Australian authorities have warned of some of the worst fire danger since a 2009 inferno, which killed 173 people, with most of the continent's southeast sweltering through a major heatwave.
Victoria state, where the so-called Black Saturday firestorm flattened entire villages in 2009 and destroyed more than 2,000 homes, was again bracing for extreme fire weather.
"These next four days promise to be amongst the most significant that we have faced in Victoria since Black Saturday," said acting state premier Peter Ryan.
Tens of thousands of firefighters were on standby, and 1,290 brigades were in a "state of high preparedness", he added, with the peak danger day expected on Friday when very strong winds are forecast.
Two separate grass-fires tested crews early at Little River, west of Melbourne, and Kangaroo Ground to the east.
The flames raced out of control and triggered brief emergency alerts before water-bombing aircraft and engine teams managed to bring them under control.
There were also blazes alight in the neighbouring state of South Australia.
Victoria and South Australia are preparing this week for what forecasters are describing as "severe to extreme heatwave conditions", with successive days of temperatures above 40C expected.
A similar heatwave struck before the 2009 fires, Australia's worst natural disaster of the modern era in terms of casualties.
An estimated 374 people died during the preceding heatwave, with another 173 fatalities in the firestorm itself.
If the forecasts come to pass, Melbourne will endure its longest stretch of hot weather in 100 years.
Road tar was melting in southern Tasmania, with temperatures in the island state some 18 degrees above the January average, breaking several records.
Players at the Australian Open tennis tournament in Melbourne were sweltering.
One player and a ball boy collapsed and water bottles melted on court as the mercury soared above 40C.
Experts said the outlook had echoes of 2009.
"The forecast weather patterns are quite reminiscent of conditions before Black Saturday, with severe and expansive high temperatures across the southern part of the continent and the presence of low pressure cells on either side of the country in the tropics," said bushfire specialist Jason Sharples from the University of New South Wales in Canberra.
"The combination of high temperature and low relative humidity means that the moisture content of vegetation will be very low. Hence, if a bushfire was to start, it would be expected to spread more rapidly than normal."
Hospitals and emergency authorities are on standby for an influx of heat-related call-outs, with Ambulance Victoria recalling "all available staff [and] every available vehicle".
The heat system has moved across Australia from the west coast, where a wildfire in Perth razed 52 homes on Sunday and claimed the life of one man as he prepared his home for the flames.
Hundreds of residents sheltering in evacuation centres since the weekend were allowed to return to their homes for the first time this morning and reported devastating scenes.
"The glass didn't shatter, it melted," said Stoneville resident Stacey Delich.
"It's bad luck and that's all it is," she added. "We live in the bush and we know it can happen, and unfortunately it happened to us."

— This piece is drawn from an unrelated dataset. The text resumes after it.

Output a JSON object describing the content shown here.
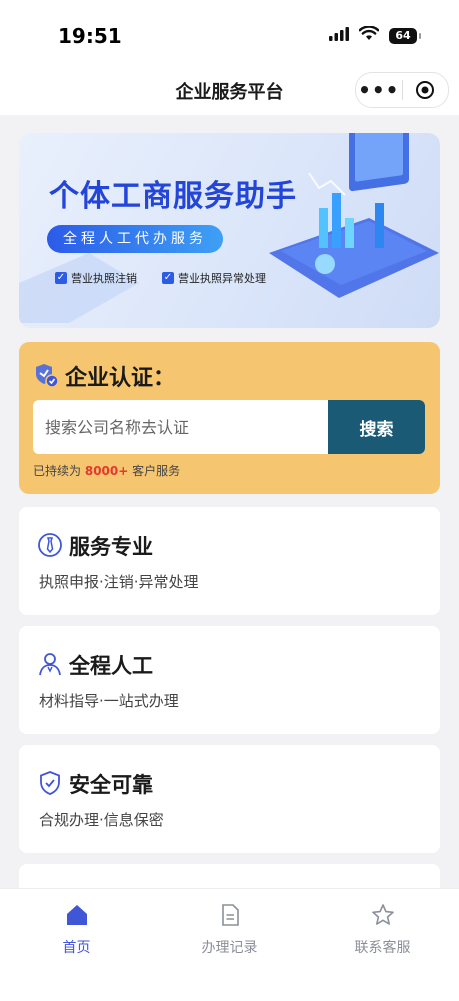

Wildfires and hot weather are common in Australia's December-February summer months, but the current event is unusual because it is occurring in what is supposed to be a neutral period in the El Nino pattern bringing average conditions.
El Nino, a phenomenon characterised by usually warm ocean temperatures in the central and eastern equatorial Pacific, is generally associated with hotter, drier conditions in Australia.